And yet, I believe a great injustice is being done. For this did not happen by accident. Decisions were made, more than 50 years ago, that set this cycle into motion. And it did not have to be this way at all. In fact, history shows that it is quite unprecedented.
At the end of WWII, America bestrode the world as a behemoth. Garish Soviet armies and their new atom bombs offered the appearance of bipolarity, but only in narrow spheres. For example, as the era’s “pax” imperium, the United States established the rules of international trade. And, worth-noting, it did NOT do as other empires had done, when they had a similar dominance. Instead of mercantalism - favoring homeland factories - the secretariats of George Marshall and Dean Acheson established trade patterns that permanently favored factory production in the smoldering ruins of Europe and Asia. (In part simply by shrugging off the protectionist mercantalism of those countries, allowing consumer-driven purchasing to follow cheap labor and investment, wherever it might lead.)
The results are ultimate repudiations of the left’s anti-globalization fetishism. A blatant and clear escalator that carries populations from exploitation factories to middle class within a single generation, a rate so staggeringly quick and successful that all else is tweaking and commentary. NECESSARY tweaking... because the civilization cannot abide outrageous exploitation of either people or the planet, and remain either decent or wise! Still, the first-order effects of decisions made by Marshall and Acheson are simply stunning an utterly inarguable.
Which provokes wonder. Why is this different way of looking at trade-based development never discussed, but rather, taken for-granted? If measured by standard definitions of sacrifice or generosity-based selflessness, the American consumer can hardly be deemed philanthropic. (Though the very same people seem to be the most personally-generous on the planet, in their non-consumer role.) Grabby, materialistic and toy-loving, the culture seems superficially contemptible.

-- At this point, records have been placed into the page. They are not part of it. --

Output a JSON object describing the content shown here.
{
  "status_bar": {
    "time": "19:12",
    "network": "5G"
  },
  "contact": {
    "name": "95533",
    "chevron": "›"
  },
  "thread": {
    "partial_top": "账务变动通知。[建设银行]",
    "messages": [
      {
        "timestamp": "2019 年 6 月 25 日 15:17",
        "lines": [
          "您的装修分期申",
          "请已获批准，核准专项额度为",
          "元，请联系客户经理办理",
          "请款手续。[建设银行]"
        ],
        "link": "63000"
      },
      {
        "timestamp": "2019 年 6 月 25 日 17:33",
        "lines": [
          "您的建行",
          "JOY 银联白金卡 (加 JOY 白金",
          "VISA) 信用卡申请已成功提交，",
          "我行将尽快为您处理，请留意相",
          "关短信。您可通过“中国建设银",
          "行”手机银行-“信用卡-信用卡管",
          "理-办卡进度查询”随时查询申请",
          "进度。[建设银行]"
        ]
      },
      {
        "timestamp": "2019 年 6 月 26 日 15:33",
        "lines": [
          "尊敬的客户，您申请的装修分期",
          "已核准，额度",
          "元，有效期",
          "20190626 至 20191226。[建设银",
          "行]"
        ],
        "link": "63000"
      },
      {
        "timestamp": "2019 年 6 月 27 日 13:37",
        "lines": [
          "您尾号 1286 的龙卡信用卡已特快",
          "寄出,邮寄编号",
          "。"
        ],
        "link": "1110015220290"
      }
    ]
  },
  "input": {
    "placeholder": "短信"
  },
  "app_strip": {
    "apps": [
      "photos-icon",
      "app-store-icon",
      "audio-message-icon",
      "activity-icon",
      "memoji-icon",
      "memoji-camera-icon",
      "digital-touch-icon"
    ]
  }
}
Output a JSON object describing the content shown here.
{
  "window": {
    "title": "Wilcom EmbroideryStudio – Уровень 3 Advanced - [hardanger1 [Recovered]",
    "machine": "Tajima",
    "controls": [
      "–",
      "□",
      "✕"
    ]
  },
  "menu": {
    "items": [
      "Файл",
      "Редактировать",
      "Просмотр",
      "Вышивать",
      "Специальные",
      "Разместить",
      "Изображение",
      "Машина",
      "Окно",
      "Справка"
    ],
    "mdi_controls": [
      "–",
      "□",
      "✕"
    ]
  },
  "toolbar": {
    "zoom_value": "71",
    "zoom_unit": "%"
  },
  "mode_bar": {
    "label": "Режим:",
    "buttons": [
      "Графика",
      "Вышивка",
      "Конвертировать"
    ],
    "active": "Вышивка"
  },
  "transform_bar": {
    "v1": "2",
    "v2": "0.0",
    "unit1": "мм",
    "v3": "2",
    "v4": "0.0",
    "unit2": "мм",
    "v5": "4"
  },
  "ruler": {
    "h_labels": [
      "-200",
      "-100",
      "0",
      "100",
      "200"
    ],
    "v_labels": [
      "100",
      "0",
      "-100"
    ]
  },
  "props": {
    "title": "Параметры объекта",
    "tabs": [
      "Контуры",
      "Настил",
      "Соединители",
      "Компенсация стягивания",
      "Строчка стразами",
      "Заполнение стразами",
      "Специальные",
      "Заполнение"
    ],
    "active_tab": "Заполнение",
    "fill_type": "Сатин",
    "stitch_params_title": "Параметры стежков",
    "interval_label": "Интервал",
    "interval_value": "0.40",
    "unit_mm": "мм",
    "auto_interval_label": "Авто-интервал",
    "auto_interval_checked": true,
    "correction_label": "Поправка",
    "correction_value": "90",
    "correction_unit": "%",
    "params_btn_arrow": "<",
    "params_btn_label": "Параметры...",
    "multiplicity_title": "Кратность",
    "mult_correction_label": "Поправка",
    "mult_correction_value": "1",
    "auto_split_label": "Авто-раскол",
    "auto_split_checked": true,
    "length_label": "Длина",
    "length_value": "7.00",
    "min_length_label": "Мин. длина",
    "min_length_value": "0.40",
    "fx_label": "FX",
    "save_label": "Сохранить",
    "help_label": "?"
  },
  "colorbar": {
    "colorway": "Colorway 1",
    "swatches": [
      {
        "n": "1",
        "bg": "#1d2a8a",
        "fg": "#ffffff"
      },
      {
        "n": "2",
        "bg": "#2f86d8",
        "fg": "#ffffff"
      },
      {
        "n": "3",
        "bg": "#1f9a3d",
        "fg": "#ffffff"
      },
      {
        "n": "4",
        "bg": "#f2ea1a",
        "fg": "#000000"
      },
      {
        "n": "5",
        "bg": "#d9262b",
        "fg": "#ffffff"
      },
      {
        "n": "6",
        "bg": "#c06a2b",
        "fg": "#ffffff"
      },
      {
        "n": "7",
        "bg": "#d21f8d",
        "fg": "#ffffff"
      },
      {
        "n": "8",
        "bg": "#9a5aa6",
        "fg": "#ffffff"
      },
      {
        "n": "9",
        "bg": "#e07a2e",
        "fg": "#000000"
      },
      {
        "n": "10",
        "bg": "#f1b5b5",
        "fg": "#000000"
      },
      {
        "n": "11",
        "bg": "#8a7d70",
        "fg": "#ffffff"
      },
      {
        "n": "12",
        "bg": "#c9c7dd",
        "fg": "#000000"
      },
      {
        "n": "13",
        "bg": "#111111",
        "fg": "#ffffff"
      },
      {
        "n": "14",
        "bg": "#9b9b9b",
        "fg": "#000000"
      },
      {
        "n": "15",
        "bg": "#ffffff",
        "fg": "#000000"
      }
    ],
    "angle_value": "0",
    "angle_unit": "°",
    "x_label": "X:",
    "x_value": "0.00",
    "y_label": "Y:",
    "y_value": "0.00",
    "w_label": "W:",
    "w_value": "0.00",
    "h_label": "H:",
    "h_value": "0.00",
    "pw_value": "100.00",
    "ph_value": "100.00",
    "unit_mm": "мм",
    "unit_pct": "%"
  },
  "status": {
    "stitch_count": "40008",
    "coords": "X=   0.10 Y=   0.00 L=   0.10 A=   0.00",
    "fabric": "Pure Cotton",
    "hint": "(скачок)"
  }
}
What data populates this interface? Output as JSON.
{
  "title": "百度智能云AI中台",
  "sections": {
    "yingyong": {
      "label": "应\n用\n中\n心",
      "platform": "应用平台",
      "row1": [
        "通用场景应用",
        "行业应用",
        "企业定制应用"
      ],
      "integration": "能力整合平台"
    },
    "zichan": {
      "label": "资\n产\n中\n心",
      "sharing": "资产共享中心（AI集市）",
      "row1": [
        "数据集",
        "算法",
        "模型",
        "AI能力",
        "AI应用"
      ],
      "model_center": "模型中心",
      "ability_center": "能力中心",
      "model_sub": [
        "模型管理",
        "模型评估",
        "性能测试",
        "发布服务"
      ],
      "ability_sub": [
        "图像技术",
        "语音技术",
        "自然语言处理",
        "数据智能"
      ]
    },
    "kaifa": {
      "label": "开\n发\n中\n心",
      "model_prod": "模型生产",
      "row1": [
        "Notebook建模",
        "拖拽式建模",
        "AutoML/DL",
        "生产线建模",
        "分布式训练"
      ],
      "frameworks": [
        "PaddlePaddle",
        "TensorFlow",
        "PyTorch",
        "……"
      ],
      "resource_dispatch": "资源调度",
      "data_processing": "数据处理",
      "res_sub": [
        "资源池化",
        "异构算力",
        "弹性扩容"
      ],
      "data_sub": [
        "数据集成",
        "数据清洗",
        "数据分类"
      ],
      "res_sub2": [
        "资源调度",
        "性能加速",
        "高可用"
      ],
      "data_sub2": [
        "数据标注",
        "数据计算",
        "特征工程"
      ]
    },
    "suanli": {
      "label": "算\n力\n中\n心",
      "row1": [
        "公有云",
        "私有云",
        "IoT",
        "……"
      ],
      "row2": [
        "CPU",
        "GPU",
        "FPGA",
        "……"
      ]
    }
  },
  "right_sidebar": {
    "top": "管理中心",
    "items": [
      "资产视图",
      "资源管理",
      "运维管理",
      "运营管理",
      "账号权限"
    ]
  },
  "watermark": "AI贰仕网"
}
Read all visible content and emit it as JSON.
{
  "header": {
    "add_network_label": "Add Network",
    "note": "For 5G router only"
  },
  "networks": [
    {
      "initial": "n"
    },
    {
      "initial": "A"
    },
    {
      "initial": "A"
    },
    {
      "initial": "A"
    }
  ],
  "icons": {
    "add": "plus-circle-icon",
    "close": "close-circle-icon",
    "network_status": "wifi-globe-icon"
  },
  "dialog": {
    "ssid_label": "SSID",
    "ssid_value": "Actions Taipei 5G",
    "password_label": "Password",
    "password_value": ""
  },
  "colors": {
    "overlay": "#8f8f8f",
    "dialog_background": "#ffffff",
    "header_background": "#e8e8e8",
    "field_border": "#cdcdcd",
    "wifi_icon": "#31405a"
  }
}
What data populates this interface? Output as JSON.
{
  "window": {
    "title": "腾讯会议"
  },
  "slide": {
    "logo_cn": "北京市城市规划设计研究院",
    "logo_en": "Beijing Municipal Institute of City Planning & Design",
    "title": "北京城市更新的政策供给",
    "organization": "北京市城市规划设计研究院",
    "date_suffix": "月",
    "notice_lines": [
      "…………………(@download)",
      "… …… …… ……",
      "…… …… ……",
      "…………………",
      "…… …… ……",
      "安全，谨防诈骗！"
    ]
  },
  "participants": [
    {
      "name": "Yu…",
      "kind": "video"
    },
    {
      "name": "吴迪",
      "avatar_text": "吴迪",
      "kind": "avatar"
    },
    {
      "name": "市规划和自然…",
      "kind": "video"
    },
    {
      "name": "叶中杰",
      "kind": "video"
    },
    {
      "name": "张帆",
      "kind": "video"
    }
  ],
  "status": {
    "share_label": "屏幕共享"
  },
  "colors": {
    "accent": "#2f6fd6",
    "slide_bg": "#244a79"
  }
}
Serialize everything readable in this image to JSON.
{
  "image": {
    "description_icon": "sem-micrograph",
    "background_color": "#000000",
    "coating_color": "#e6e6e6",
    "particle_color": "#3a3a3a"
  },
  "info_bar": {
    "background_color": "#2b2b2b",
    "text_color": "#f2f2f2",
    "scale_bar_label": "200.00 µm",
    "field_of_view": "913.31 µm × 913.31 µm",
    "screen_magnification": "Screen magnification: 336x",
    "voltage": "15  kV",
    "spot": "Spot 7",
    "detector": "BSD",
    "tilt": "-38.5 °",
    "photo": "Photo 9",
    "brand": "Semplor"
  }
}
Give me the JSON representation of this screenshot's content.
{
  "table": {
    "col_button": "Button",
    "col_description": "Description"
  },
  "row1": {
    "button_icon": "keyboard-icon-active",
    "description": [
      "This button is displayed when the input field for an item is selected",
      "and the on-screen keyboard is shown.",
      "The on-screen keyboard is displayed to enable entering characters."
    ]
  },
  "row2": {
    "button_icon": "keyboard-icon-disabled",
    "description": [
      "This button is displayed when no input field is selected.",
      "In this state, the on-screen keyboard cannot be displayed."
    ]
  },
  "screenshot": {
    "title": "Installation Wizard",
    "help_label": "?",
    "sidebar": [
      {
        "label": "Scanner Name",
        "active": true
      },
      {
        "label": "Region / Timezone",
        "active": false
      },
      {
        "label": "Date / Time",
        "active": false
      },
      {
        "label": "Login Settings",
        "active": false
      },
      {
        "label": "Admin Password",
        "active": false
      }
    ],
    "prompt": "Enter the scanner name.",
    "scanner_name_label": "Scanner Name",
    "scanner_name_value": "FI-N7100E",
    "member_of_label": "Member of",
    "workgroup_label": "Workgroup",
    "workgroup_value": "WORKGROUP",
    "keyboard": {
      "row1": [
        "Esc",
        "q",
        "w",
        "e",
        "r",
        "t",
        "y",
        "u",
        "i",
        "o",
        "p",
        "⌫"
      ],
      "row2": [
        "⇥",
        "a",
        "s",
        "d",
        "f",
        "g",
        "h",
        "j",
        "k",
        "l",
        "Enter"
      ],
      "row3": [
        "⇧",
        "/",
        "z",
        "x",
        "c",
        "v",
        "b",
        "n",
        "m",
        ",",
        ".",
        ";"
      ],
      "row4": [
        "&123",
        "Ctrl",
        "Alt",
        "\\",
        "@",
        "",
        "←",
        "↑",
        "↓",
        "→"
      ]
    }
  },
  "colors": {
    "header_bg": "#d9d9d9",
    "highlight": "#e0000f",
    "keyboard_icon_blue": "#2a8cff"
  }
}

But, given a little far-sighted wisdom at the top, almost a lifetime ago, the cumulative effects seem to point in another direction, entirely. At the one thing that - above all others - may be responsible for saving the world.